Surreal, tacky, and gloriously over the top, the celeb couplings of yore were even more compelling when they went off script. Oh, how I miss them. There was the time that Ordinary Boys singer Preston, wearing a sequinned cardigan, infamously stormed out of panel show Never Mind the Buzzcocks for the sake of his wife and Celebrity Big Brother winner Chantelle Houghton’s honour – host Simon Amstell had been reading teasingly from Houghton’s memoir. Remember, too, when Donald Trump weighed in on the fact that Kristen Stewart had cheated on her Twilight co-star Robert Pattinson with director Rupert Sanders. “Robert Pattinson should not take back Kristen Stewart. She cheated on him like a dog and will do it again – just watch. He can do much better!” the former Potus tweeted in 2012.
That era had its messy couples. Jude Law and Sienna Miller – then a fast-rising star aged just 23 – rapidly became a major Noughties It couple before it all went up in flames. Daisy Wright, the 26-year-old nanny to Law’s children with ex-wife Sadie Frost, sold the explosive story of her affair with Law to the Sunday Mirror. “Jude was a masterful lover who made my whole body tingle,” she said, before revealing it had all gone a bit wrong when the kids had walked in. And Pete Doherty and Kate Moss pinballed around Glasto in muddy wellies and pork pie hats looking the height of indie cool; Doherty was to later say, “Kate Moss didn’t go to crack dens… if I’m honest, that’s why we broke up.” And it’s still as weird now as it was in 2008 that former Liberal Democrat MP Lembit Opik ended up going out with a Cheeky Girl. Their eventual split, according to Gabriela Irimia’s mum, was down to the fact that “she doesn’t smile like she used to because of the stress”.

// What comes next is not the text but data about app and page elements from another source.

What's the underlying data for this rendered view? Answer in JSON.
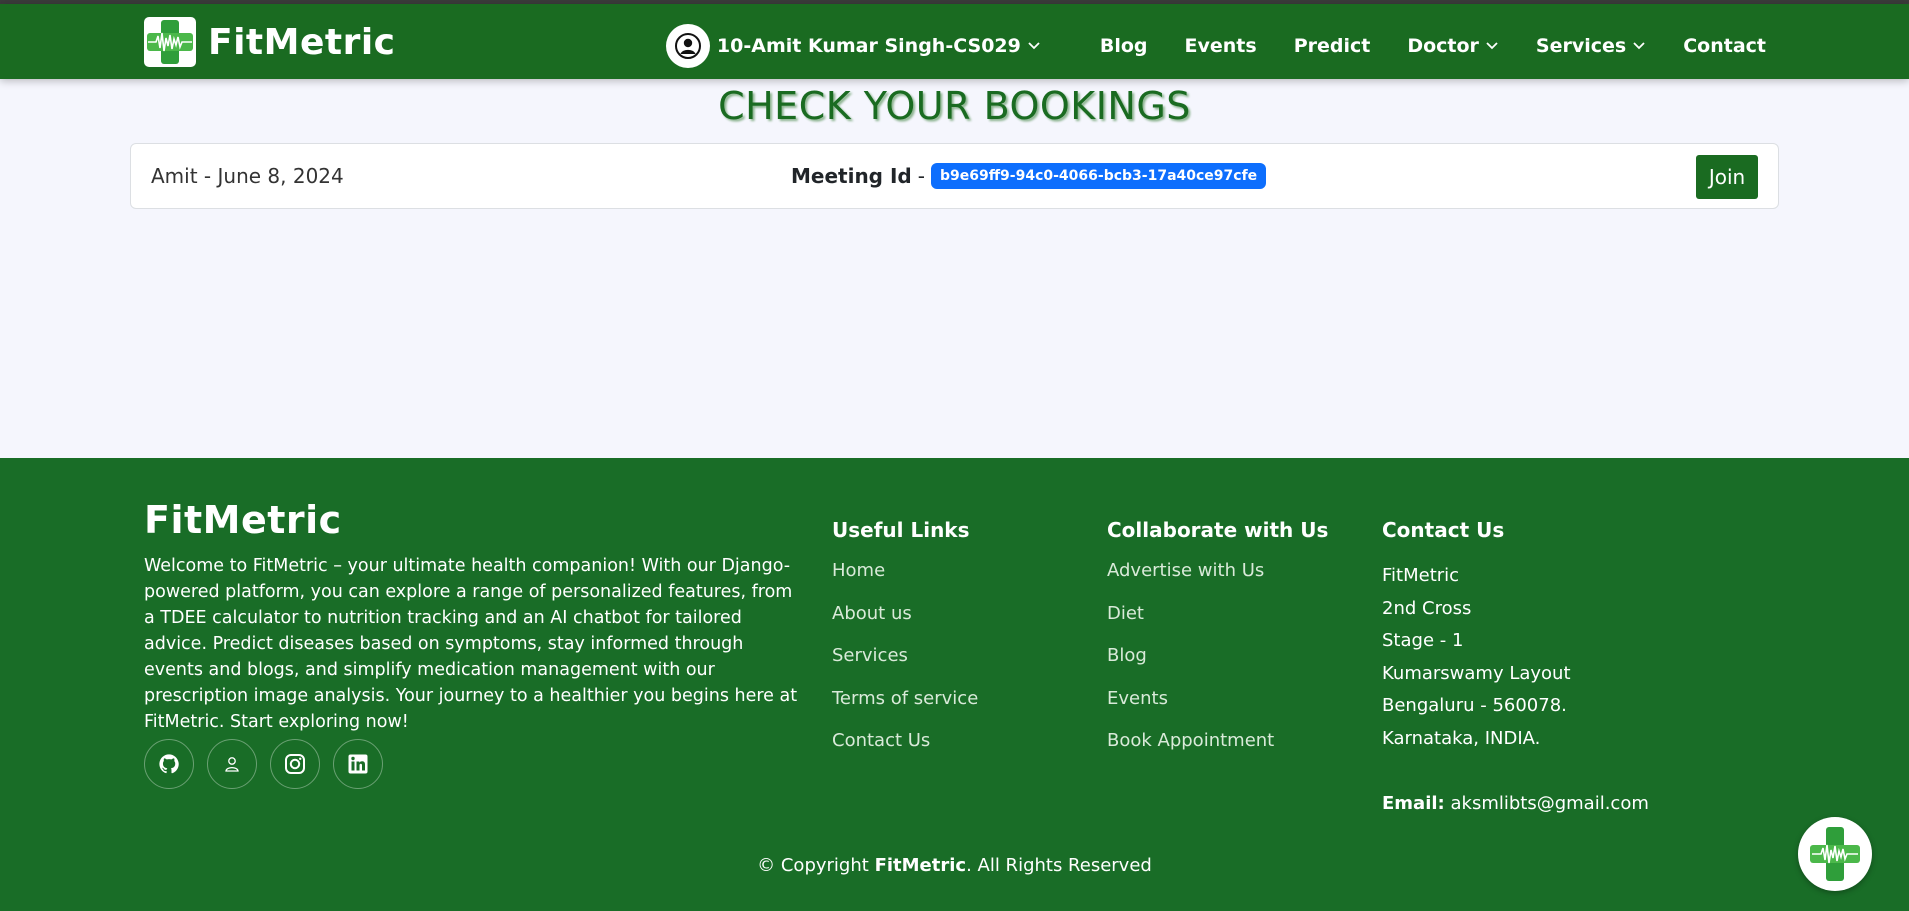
{
  "header": {
    "brand": "FitMetric",
    "user_name": "10-Amit Kumar Singh-CS029",
    "nav": [
      "Blog",
      "Events",
      "Predict",
      "Doctor",
      "Services",
      "Contact"
    ]
  },
  "main": {
    "title": "CHECK YOUR BOOKINGS",
    "booking": {
      "name_date": "Amit - June 8, 2024",
      "meeting_label": "Meeting Id",
      "separator": "-",
      "meeting_id": "b9e69ff9-94c0-4066-bcb3-17a40ce97cfe",
      "join_label": "Join"
    }
  },
  "footer": {
    "brand": "FitMetric",
    "about": "Welcome to FitMetric – your ultimate health companion! With our Django-powered platform, you can explore a range of personalized features, from a TDEE calculator to nutrition tracking and an AI chatbot for tailored advice. Predict diseases based on symptoms, stay informed through events and blogs, and simplify medication management with our prescription image analysis. Your journey to a healthier you begins here at FitMetric. Start exploring now!",
    "useful_links": {
      "title": "Useful Links",
      "items": [
        "Home",
        "About us",
        "Services",
        "Terms of service",
        "Contact Us"
      ]
    },
    "collaborate": {
      "title": "Collaborate with Us",
      "items": [
        "Advertise with Us",
        "Diet",
        "Blog",
        "Events",
        "Book Appointment"
      ]
    },
    "contact": {
      "title": "Contact Us",
      "lines": [
        "FitMetric",
        "2nd Cross",
        "Stage - 1",
        "Kumarswamy Layout",
        "Bengaluru - 560078.",
        "Karnataka, INDIA."
      ],
      "email_label": "Email:",
      "email": "aksmlibts@gmail.com"
    },
    "copyright_prefix": "© Copyright",
    "copyright_brand": "FitMetric",
    "copyright_suffix": ". All Rights Reserved",
    "social_icons": [
      "github-icon",
      "person-icon",
      "instagram-icon",
      "linkedin-icon"
    ]
  },
  "colors": {
    "brand_green": "#1a6b21",
    "footer_green": "#196d27",
    "badge_blue": "#0d6efd",
    "page_bg": "#f5f6fd"
  }
}
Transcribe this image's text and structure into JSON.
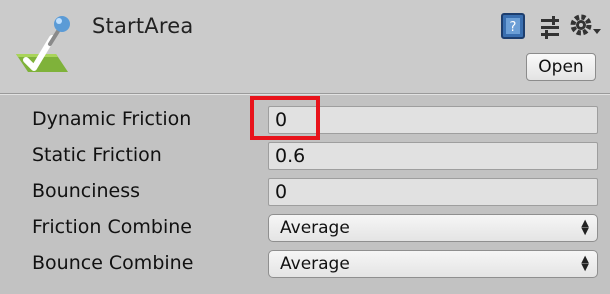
{
  "header": {
    "title": "StartArea",
    "icons": [
      "material-asset-icon",
      "help-icon",
      "presets-icon",
      "gear-icon"
    ],
    "open_label": "Open"
  },
  "properties": [
    {
      "label": "Dynamic Friction",
      "type": "number",
      "value": "0"
    },
    {
      "label": "Static Friction",
      "type": "number",
      "value": "0.6"
    },
    {
      "label": "Bounciness",
      "type": "number",
      "value": "0"
    },
    {
      "label": "Friction Combine",
      "type": "select",
      "value": "Average"
    },
    {
      "label": "Bounce Combine",
      "type": "select",
      "value": "Average"
    }
  ],
  "colors": {
    "highlight": "#e8131b",
    "panel_bg": "#c2c2c2",
    "header_bg": "#cbcbcb"
  }
}
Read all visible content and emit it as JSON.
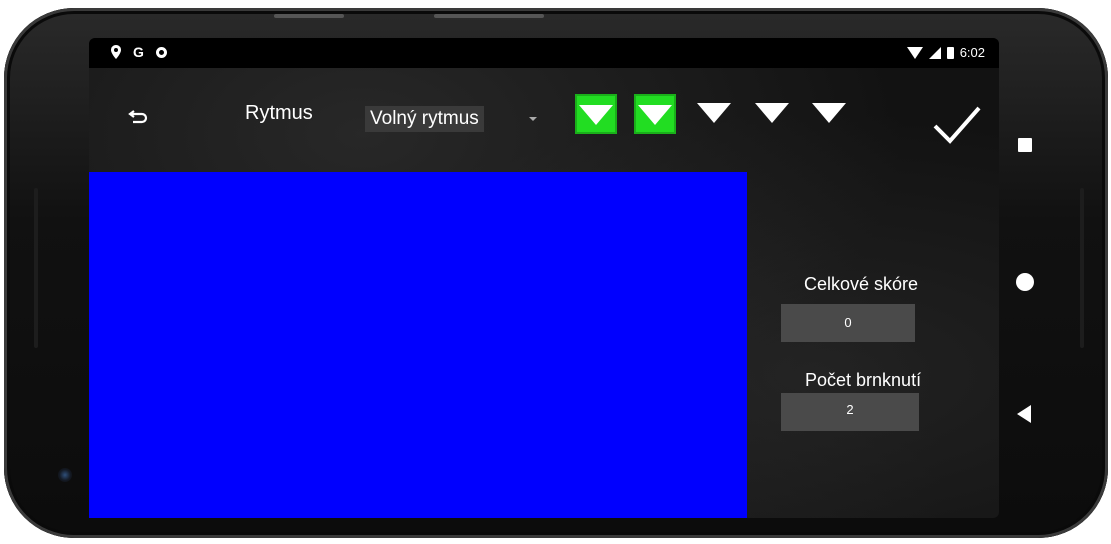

The fact is, I’m nosy, and I don’t want to read about our broken economy all day. From the A-list to the C-list, these stars used to provide a vital national service. But who are our great celeb couple hopes now? We all dreamt big things for Meghan and Harry, but now they are essentially just one, overly long, passive-aggressive Instagram caption. Olivia Wilde and Jason Sudeikis’s acrimonious split seemed like it influenced the final season of Ted Lasso, which felt a bit like your ex was telling you off while you left the phone on speaker and went in another room. The Oscars “slapgate” hasn’t made me any more interested in Will Smith and Jada’s excruciating oversharing, and when Ben Affleck and J Lo got back together, weren’t we all just going through the motions, wishing we were younger, happier, immune to disappointment, failure and mortality? Yes, Blake Lively and Ryan Reynolds are cute, but should their trips to Wrexham really look like such a shiny advert? Emily Blunt and John Krasinski are sweet, and Lily Allen and David Harbour are really nice together. But where is the drama, where is the nonsense? We need an urgent celeb couple restock. It honestly can’t be that our only hope in this world is Molly-Mae and Tommy Fury.